It looks like a rough road ahead for Reshma Patel, candidate for New York City comptroller. Polling data as of June 23 shows Patel at the seventh spot in the crowded field of 10 democratic candidates vying to replace Scott Stringer, who is not doing well in his bid for the city’s mayor since sexual misconduct allegations against him began to surface.
For the race of public advocate, physician Devi Nampiaparampil, a Republican, ran uncontested. An associate professor at NYU Grossman School of Medicine, Nampiaparampil will face Jumaane Williams, who has served as the city’s public advocate since winning a special election in 2019, and Anthony Herbert, who will appear on the Conservative Party and Independent ballot lines, in November.“Congratulations, @CurtisSliwa and @NancySliwaEsq!!! I am looking forward to working with you on solving this city’s problems,” Nampiaparampil tweeted after the June 20 primary. Curtis Silwa, the founder of Guardian Angels, won the Republican primary for mayor by defeating businessman Fernando Mateo. Ranked-choice voting wasn’t a factor because there were only two candidates in the race. Nancy Silwa is the Republican candidate for the city council seat from District 6. She ran contested in the Republican primary and has advanced to the Nov. 2 elections.

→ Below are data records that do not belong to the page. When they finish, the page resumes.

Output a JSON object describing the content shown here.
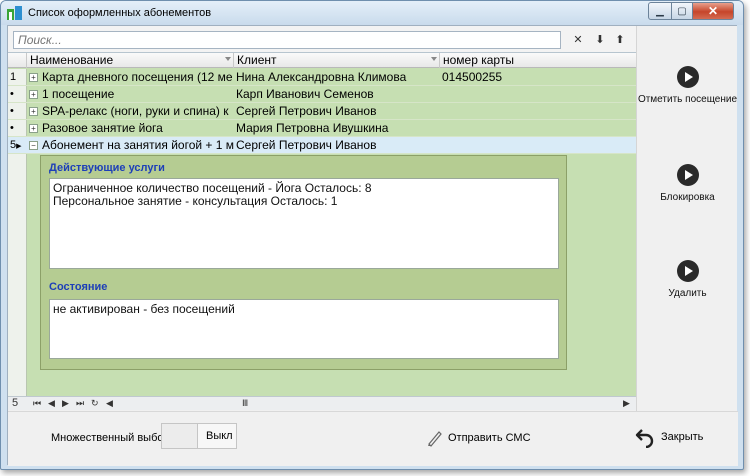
{
  "window": {
    "title": "Список оформленных абонементов"
  },
  "search": {
    "placeholder": "Поиск..."
  },
  "grid": {
    "columns": [
      "Наименование",
      "Клиент",
      "номер карты"
    ],
    "rows": [
      {
        "indicator": "1",
        "name": "Карта дневного посещения (12 ме",
        "client": "Нина Александровна Климова",
        "card": "014500255"
      },
      {
        "indicator": "•",
        "name": "1 посещение",
        "client": "Карп Иванович Семенов",
        "card": ""
      },
      {
        "indicator": "•",
        "name": "SPA-релакс (ноги, руки и спина) к",
        "client": "Сергей Петрович Иванов",
        "card": ""
      },
      {
        "indicator": "•",
        "name": "Разовое занятие йога",
        "client": "Мария Петровна Ивушкина",
        "card": ""
      },
      {
        "indicator": "5",
        "name": "Абонемент на занятия йогой + 1 м",
        "client": "Сергей Петрович Иванов",
        "card": ""
      }
    ],
    "detail": {
      "services_label": "Действующие услуги",
      "services": [
        "Ограниченное количество посещений - Йога Осталось: 8",
        "Персональное занятие - консультация Осталось: 1"
      ],
      "state_label": "Состояние",
      "state_value": "не активирован - без посещений"
    },
    "footer_count": "5"
  },
  "actions": {
    "mark_visit": "Отметить посещение",
    "block": "Блокировка",
    "delete": "Удалить"
  },
  "bottom": {
    "multi_select_label": "Множественный выбор",
    "toggle_state": "Выкл",
    "send_sms": "Отправить СМС",
    "close": "Закрыть"
  }
}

However, the most-watched race of them all is that of the city’s mayor. Brooklyn Borough President and former police officer Eric Adams as a sizable lead with roughly 32 percent of the vote as of June 23. Civil rights lawyer Maya Wiley almost 10 percentage points behind him and former sanitation commissioner Kathryn Garcia a close third. Former presidential candidate Andrew Yang dropped out. But Adams must survive 12 more rounds of counting to win in the ranked-choice voting system. Republicans nominated Curtis Sliwa, founder of the Guardian Angels, over restaurateur Fernando Mateo. The winner of the Democratic primary will be the odds-on favorite to succeed outgoing Mayor Bill de Blasio (D), reported The Hill.